I have to admit that for women like myself – straight, white, middleclass women – we actually have lots of opportunities now. And feminism has really delivered quite a lot for us. There’s still some work to be done, but if you’re asking me about my top priorities, it’s not that.
It’s the much poorer outcomes that are experienced by disadvantaged women: women living in poverty, older women who can’t find jobs, lesbian women who continue to face particular discrimination and disadvantage.
That’s where the conversation needs to go: to women who aren’t part of the mainstream conversation, which is often dominated by people like me. And that’s a problem.
We need to speak out on behalf of women who don’t find it as easy to have their voices heard, because they’re experiencing particular disadvantage. And that should be the priority for the feminist movement.
And lastly, Ms Jackson, you recently addressed the economic inequality crisis in parliament. You spoke of the top 1 percent in this state receiving the same pay in a fortnight that the bottom 5 percent receive in a whole year.
Again, how do you think this issue needs to be addressed? And if it isn’t, what are the consequences of letting wealth disparity simply increase with no stops?
The consequences are serious. An unequal society is less safe. It’s much less stable. It actually starts to affect economic growth. It is not a prosperous society.
If we keep heading down the track of extreme wealth inequality, we are going to see crime increasing in this state. We will see growth slowing. We are going to see this state become a less happy and healthy place to live. So, the consequences are quite serious.
We’ve seen that throughout history, as societies become more and more unequal, they become less and less pleasant and secure places to live. So, we’ve really got to get on top of the fact that wealth inequality is increasing.
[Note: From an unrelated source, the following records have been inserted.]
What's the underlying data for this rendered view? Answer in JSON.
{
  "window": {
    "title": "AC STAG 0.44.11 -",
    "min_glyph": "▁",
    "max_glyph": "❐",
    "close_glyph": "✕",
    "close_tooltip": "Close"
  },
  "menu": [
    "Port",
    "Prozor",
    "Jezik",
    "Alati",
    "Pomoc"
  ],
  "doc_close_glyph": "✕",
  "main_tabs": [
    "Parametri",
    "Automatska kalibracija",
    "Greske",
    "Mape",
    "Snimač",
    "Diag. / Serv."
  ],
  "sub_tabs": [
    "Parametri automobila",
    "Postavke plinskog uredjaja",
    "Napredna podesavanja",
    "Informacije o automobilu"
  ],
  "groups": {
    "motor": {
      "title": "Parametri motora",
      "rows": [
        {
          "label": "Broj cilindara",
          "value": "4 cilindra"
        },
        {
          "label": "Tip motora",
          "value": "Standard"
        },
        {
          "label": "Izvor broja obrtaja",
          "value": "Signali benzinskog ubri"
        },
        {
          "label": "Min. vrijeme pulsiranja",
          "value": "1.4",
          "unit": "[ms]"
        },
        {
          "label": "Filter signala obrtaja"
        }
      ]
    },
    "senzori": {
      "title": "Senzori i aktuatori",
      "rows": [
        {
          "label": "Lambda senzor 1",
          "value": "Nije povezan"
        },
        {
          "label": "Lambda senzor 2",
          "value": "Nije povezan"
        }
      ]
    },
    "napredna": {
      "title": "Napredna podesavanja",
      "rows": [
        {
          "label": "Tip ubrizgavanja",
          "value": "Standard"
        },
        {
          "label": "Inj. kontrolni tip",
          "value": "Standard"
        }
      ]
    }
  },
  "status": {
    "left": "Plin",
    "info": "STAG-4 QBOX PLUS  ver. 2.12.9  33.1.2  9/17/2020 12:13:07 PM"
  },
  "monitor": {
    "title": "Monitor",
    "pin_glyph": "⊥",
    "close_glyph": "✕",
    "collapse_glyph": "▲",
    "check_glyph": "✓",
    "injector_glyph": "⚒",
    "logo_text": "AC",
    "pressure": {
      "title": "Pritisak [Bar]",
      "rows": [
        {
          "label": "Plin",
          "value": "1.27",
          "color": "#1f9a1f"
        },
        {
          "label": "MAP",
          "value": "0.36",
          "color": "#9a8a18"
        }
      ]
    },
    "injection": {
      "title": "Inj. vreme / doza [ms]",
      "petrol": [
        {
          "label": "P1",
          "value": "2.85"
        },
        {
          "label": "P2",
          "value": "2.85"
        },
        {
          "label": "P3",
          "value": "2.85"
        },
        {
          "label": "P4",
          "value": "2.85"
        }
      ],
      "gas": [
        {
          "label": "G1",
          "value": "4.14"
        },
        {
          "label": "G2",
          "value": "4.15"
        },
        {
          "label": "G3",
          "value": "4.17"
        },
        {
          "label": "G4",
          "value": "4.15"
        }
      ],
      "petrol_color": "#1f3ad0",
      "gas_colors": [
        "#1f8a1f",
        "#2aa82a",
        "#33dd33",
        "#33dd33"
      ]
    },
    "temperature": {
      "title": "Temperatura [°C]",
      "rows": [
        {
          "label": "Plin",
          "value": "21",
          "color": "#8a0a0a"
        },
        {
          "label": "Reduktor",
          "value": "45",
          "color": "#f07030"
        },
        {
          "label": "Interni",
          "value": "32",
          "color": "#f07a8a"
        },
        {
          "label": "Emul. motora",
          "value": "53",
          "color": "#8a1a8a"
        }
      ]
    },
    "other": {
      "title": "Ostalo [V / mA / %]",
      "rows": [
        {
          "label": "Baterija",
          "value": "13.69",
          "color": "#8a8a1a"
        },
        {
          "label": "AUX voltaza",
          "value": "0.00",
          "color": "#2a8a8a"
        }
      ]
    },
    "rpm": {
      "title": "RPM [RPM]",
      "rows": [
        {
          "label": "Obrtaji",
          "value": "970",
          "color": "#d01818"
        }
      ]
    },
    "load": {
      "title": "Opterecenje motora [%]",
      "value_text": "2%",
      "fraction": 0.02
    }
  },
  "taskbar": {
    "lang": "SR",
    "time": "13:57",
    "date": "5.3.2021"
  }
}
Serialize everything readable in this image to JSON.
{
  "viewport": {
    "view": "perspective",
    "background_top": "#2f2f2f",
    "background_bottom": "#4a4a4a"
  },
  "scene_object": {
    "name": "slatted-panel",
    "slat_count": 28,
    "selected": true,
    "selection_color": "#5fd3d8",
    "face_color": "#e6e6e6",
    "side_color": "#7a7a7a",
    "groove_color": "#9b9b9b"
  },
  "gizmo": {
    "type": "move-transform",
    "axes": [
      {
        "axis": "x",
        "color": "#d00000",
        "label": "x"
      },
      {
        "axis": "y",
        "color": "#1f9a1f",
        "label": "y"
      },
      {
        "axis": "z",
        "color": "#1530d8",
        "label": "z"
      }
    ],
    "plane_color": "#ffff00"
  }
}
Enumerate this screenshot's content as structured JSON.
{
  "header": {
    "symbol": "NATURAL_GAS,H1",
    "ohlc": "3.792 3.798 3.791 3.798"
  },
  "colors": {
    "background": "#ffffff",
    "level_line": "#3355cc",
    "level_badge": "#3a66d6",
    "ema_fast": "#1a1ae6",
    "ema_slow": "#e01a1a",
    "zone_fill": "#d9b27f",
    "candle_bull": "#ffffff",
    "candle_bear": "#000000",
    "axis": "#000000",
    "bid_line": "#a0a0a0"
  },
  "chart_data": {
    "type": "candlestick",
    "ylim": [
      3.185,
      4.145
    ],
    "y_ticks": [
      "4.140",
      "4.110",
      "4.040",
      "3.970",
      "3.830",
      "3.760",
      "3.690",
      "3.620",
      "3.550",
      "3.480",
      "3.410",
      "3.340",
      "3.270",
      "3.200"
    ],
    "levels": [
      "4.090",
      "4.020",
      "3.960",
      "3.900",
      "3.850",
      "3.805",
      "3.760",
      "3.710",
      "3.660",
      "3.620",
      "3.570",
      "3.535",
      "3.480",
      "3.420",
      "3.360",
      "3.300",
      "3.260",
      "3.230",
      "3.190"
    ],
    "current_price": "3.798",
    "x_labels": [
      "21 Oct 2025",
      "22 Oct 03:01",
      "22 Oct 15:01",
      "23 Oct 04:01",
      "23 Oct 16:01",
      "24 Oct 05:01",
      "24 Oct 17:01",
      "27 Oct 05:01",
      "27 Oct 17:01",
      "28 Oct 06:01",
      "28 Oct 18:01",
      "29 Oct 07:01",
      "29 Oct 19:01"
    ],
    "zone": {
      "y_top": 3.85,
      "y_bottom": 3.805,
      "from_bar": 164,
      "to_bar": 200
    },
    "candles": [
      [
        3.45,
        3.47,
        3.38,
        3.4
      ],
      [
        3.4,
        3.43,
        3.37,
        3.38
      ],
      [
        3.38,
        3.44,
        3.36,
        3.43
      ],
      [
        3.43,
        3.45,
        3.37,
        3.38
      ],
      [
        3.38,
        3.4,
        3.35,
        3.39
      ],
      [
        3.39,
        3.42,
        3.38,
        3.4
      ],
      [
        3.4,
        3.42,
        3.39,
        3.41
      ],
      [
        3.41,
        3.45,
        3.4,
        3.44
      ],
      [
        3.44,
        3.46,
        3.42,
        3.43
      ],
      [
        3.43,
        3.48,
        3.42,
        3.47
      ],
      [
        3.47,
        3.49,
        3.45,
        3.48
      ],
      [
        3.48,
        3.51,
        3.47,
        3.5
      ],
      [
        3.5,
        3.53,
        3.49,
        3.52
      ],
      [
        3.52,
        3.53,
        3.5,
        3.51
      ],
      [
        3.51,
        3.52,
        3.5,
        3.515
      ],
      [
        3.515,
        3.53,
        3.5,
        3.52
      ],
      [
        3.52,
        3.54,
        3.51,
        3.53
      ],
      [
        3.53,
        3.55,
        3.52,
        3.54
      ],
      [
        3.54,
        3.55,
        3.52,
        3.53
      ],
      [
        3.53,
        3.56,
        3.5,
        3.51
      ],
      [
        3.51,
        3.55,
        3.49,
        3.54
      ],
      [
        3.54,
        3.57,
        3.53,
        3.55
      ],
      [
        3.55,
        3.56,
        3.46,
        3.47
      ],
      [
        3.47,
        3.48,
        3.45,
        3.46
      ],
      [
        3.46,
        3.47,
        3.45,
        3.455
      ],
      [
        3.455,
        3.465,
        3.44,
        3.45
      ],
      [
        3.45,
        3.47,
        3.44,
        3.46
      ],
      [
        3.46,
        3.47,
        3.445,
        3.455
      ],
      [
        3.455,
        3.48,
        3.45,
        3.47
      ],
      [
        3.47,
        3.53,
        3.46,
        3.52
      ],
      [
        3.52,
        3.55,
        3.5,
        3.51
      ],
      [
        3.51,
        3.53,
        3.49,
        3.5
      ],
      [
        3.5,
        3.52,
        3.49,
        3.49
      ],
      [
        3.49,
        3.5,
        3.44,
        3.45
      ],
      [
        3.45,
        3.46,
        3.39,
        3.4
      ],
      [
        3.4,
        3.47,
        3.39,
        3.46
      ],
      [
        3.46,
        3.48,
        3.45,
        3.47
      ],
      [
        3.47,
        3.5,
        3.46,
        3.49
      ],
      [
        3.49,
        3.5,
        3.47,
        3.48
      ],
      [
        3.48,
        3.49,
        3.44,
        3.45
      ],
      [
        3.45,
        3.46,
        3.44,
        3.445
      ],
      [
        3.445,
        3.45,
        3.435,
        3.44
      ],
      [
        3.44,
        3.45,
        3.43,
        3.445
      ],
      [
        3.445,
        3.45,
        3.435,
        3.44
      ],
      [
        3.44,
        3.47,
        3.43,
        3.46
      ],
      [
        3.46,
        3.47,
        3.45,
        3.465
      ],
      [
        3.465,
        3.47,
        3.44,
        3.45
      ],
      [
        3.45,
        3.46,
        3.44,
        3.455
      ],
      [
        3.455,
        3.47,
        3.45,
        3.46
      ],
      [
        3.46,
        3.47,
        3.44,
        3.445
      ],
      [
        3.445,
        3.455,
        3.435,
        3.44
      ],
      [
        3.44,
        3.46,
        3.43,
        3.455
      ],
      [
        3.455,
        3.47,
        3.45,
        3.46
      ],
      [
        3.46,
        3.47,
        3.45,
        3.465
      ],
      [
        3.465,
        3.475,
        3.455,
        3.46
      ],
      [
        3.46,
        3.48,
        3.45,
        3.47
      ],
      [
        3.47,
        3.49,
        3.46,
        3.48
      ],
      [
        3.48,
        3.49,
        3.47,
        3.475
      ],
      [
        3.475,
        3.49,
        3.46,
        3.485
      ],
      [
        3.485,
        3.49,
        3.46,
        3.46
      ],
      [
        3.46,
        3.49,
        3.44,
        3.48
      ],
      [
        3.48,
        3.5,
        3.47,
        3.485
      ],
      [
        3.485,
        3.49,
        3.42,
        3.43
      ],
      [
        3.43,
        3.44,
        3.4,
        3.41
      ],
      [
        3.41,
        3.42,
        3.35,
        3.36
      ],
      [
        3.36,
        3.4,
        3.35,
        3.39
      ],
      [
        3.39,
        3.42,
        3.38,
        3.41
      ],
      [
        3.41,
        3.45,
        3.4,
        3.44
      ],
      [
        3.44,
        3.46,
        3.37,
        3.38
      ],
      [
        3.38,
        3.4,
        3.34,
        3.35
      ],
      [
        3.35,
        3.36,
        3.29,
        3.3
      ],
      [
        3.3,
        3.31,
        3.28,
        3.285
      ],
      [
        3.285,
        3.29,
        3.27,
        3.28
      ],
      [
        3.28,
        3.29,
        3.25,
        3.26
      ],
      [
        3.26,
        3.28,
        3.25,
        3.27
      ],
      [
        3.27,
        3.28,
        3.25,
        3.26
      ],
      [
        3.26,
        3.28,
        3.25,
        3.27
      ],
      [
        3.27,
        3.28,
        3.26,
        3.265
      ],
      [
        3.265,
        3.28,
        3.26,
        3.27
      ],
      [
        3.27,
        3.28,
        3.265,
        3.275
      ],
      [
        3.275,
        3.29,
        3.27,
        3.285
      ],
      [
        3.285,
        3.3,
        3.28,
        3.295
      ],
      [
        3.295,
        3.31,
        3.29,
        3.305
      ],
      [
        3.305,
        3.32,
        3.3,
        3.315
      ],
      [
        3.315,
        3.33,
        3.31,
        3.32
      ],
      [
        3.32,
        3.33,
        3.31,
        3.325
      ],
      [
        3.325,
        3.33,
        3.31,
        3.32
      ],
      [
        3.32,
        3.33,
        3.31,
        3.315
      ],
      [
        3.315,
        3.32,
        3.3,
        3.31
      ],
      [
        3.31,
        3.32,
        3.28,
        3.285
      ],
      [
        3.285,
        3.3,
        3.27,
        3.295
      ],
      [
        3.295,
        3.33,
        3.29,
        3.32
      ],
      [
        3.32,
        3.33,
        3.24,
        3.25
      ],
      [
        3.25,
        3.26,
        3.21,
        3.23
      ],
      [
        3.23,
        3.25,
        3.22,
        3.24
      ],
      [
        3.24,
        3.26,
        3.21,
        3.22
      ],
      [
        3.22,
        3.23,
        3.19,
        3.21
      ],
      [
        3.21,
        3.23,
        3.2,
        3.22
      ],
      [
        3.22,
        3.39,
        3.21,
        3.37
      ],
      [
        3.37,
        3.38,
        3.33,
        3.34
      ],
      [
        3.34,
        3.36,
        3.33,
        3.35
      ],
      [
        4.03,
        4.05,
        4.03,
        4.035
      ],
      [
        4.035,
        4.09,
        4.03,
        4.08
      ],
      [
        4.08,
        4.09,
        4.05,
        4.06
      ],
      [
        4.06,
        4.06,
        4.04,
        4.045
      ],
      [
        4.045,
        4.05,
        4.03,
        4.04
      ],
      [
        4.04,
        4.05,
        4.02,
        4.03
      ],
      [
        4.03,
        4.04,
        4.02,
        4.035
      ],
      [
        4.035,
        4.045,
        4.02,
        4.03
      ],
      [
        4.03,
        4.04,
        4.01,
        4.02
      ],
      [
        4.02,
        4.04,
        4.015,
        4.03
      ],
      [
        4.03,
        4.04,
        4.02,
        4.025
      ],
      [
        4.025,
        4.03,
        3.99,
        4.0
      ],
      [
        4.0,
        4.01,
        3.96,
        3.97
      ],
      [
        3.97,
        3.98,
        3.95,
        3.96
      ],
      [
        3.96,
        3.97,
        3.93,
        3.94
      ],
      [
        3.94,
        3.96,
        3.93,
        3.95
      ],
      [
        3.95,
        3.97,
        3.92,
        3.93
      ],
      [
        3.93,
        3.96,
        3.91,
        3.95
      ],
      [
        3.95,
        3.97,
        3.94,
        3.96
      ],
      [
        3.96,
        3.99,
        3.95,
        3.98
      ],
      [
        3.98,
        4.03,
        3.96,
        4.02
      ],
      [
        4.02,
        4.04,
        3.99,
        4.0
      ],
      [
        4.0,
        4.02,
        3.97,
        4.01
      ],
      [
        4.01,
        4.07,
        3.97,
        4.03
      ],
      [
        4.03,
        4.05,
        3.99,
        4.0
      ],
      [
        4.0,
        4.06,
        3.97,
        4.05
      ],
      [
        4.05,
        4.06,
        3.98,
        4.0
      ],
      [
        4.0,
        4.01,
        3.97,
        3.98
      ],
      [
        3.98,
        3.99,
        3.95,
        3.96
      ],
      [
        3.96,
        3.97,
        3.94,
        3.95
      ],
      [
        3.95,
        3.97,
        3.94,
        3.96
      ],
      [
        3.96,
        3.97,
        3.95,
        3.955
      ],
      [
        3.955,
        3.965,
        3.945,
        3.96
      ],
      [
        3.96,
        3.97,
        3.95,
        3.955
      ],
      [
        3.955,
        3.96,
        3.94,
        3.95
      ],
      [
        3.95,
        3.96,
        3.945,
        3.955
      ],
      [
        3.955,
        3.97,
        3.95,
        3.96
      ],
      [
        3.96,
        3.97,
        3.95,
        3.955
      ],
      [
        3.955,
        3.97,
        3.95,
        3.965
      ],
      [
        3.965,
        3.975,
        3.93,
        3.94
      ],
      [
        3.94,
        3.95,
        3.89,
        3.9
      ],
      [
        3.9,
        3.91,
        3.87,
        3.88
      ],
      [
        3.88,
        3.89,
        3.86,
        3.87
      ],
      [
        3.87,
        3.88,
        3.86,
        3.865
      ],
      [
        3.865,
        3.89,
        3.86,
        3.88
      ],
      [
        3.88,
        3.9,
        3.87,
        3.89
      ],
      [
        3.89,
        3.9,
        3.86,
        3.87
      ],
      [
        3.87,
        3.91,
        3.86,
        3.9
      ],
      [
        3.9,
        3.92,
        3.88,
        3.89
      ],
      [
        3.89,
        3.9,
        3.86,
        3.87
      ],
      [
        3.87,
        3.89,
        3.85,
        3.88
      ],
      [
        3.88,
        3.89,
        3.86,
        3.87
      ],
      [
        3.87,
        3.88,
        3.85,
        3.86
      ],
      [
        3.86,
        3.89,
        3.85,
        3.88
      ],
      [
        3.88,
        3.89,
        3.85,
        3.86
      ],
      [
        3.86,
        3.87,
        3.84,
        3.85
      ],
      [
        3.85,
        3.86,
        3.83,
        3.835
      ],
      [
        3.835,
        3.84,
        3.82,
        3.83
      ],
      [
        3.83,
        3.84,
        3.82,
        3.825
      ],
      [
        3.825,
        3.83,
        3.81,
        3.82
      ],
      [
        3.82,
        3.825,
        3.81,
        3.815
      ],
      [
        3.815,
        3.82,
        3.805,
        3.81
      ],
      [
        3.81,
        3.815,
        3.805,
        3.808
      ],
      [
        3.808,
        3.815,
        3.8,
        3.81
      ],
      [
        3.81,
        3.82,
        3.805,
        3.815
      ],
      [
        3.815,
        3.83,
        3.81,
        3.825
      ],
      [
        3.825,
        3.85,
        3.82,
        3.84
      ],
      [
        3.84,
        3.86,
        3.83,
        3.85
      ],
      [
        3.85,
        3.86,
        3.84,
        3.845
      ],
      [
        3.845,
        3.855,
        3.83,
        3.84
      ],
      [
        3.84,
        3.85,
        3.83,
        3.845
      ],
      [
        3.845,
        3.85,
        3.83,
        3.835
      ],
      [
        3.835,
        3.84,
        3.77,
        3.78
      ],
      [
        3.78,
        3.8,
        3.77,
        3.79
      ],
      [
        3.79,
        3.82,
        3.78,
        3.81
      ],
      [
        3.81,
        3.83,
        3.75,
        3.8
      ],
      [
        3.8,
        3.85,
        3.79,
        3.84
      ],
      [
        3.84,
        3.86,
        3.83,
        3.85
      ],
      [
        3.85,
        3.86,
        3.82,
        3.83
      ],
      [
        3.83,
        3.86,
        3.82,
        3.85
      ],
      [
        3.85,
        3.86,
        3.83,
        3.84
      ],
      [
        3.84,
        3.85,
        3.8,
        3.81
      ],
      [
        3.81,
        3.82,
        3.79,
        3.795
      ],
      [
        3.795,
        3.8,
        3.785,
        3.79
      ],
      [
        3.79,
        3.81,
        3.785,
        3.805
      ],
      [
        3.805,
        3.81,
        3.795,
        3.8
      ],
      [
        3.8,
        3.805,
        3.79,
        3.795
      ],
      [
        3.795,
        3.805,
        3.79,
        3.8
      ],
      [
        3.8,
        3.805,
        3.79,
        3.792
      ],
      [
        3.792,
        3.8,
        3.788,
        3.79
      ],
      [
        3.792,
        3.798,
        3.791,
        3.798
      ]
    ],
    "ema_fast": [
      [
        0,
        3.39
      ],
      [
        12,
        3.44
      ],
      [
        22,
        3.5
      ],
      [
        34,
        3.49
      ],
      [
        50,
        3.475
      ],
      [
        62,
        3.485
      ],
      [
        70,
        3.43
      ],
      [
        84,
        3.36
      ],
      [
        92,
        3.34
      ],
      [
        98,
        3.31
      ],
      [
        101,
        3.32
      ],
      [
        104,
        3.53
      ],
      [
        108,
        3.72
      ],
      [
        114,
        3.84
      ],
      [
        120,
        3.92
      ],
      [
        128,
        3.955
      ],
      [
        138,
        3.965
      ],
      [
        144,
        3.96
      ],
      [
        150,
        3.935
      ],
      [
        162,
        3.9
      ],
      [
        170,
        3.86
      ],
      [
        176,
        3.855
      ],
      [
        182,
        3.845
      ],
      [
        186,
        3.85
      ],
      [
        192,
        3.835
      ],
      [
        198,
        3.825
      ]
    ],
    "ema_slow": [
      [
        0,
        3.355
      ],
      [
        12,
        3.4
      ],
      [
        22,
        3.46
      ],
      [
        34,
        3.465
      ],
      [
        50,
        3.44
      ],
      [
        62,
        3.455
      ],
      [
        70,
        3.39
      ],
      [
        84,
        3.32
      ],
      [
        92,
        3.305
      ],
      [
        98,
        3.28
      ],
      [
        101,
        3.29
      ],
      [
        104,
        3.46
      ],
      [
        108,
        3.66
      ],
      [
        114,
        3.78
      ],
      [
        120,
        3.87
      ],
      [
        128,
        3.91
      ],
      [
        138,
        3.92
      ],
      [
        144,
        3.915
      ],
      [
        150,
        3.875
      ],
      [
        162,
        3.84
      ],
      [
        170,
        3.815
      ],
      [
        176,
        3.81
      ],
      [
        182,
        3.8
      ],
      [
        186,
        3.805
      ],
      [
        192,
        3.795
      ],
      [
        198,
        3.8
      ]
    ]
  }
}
How do we do that? There are no easy answers. Obviously, we need to look at our tax system to make sure particularly big corporations are paying their fair share of tax, so that we have a system that allows us to support people at the bottom end of the spectrum to help them get ahead.
That’s one area we need to look at. And we need to look at the social security system, like Newstart and other payments. I’m not pretending that we can easily make everyone in society equal. That’s not feasible or even necessarily desirable.
But, you’ve got to have a society in which if you are from a poor background, you believe – because it’s true – that if you work hard you will be able to get ahead.
That’s so important for any successful prosperous society: that people say that if I work hard, go to school and put effort in that I will be rewarded. And that’s happening less and less.
So, we need a tax system and social security system that say hard work will be rewarded and we’re going to make sure that there’s at least the opportunity for people on low income and from intergenerational disadvantage to get ahead.
That’s a really important part of what the state parliament needs to do. And as I addressed in parliament, it’s a real shame that there was no acknowledgement of that in the recent state budget.
Paul Gregoire is a Sydney-based journalist and writer. He has a focus on human rights issues, encroachments on civil liberties, drug law reform, gender diversity and First Nations rights. Prior to Sydney Criminal Lawyers®, he wrote for VICE and was the news editor at Sydney’s City Hub.